At heart, it’s “I want to do that.”
So how best to help them understand the other point of view, to wake them to what’s going on?
Because these protests are at heart a kind of acting, sober objections about the nature of free speech and intelligent inquiry argue past the participants. These protesters are quite aware that shutting down the expression of ideas does not eliminate those ideas from society, and if anything, only calls more attention to the speakers in question. All of these protesters are people who would bristle at any charge that they lack strength or self-regard, so fragile as to be constitutionally incapable of hearing dissent from their own beliefs.
Rather, we are watching people who have internalized a sense that to mime white-hot and even violent indignation, against expressions of ideas rather than against actions, demonstrates one’s moral sophistication in modern society. Logical argument will be as powerless against this new practice as it is irrelevant to its motivations.
That is, unless university administrators and professors revise the kind of logical argument they are presenting, and face a responsibility sadly difficult to step up to in our current atmosphere. If we are to allow a reasonable conception of free speech on today’s college campuses, then student protesters of this purging impulse must be told that despite the imperfections of society, their position on right-wing speakers will be neither accommodated nor sanctioned, not only because it threatens free speech and civility, but because it is a histrionic pose based on stark exaggeration.
Short of that—and let’s face it, all indications are that we shall be short of it—it would seem that we are in for a future in which controversial speakers stop even venturing to speak on college campuses, such that collegetown life becomes even more of an echo-chamber than it already was.

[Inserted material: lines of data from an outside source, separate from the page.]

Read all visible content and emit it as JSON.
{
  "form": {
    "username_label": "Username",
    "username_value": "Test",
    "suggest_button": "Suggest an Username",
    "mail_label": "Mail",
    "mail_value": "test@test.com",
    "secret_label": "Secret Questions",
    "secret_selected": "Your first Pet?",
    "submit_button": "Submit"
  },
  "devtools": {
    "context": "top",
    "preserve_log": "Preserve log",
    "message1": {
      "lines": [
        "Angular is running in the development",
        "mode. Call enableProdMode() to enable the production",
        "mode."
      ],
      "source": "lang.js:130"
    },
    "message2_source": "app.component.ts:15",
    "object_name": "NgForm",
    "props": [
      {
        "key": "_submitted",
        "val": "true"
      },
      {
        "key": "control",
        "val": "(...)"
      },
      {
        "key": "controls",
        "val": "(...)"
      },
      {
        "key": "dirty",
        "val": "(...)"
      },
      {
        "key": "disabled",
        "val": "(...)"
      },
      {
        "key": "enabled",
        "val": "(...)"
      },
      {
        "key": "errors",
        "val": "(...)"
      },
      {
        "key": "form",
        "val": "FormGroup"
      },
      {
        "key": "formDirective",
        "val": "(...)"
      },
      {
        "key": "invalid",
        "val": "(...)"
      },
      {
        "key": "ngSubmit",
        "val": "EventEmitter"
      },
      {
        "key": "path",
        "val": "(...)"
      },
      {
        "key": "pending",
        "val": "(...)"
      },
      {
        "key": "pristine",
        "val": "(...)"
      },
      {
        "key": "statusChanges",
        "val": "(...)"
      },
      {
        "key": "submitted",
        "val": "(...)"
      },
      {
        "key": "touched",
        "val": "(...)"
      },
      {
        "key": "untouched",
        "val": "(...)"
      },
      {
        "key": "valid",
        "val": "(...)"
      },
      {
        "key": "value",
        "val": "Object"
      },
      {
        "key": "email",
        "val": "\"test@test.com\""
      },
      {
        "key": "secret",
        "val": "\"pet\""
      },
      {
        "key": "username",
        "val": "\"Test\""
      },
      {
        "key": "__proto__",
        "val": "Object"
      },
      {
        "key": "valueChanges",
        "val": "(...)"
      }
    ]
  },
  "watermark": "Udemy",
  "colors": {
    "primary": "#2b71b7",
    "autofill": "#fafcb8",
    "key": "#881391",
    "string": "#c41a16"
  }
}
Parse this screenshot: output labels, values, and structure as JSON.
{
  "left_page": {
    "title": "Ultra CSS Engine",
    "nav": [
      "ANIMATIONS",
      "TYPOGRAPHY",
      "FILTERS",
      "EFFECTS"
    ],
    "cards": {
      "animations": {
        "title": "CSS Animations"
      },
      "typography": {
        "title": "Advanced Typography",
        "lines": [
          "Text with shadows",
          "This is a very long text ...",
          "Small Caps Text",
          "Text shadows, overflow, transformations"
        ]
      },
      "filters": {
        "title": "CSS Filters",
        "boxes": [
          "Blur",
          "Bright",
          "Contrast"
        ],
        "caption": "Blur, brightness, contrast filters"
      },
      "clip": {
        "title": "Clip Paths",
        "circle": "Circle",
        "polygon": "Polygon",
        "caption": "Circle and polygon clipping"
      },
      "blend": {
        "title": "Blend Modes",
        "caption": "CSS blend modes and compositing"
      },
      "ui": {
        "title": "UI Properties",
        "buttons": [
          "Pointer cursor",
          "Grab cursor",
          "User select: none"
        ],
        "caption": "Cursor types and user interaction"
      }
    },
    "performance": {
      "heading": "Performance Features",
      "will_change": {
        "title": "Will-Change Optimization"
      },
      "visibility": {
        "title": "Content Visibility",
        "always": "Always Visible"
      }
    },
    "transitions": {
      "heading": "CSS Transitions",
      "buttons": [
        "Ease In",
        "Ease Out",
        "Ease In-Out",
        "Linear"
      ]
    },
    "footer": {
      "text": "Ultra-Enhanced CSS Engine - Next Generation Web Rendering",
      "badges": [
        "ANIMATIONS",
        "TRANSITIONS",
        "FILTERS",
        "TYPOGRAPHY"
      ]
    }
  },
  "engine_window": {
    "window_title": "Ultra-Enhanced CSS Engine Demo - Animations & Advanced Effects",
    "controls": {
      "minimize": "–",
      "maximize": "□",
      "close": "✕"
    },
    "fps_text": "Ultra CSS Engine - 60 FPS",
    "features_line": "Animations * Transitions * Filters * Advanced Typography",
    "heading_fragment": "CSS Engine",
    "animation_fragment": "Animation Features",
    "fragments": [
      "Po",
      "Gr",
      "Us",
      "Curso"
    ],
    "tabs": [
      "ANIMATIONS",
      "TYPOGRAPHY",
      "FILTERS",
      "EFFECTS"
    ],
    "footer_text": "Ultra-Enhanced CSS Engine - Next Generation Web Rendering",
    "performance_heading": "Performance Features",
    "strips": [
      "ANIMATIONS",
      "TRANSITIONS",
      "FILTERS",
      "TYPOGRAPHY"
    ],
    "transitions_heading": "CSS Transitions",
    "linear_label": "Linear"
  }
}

What lovely times we live in, in which we not only have a “president” on the right, but also a campus climate in which “progressivism” successfully exterminates the expression of all views rightward of The Nation—as in, most of the spectrum of human opinion.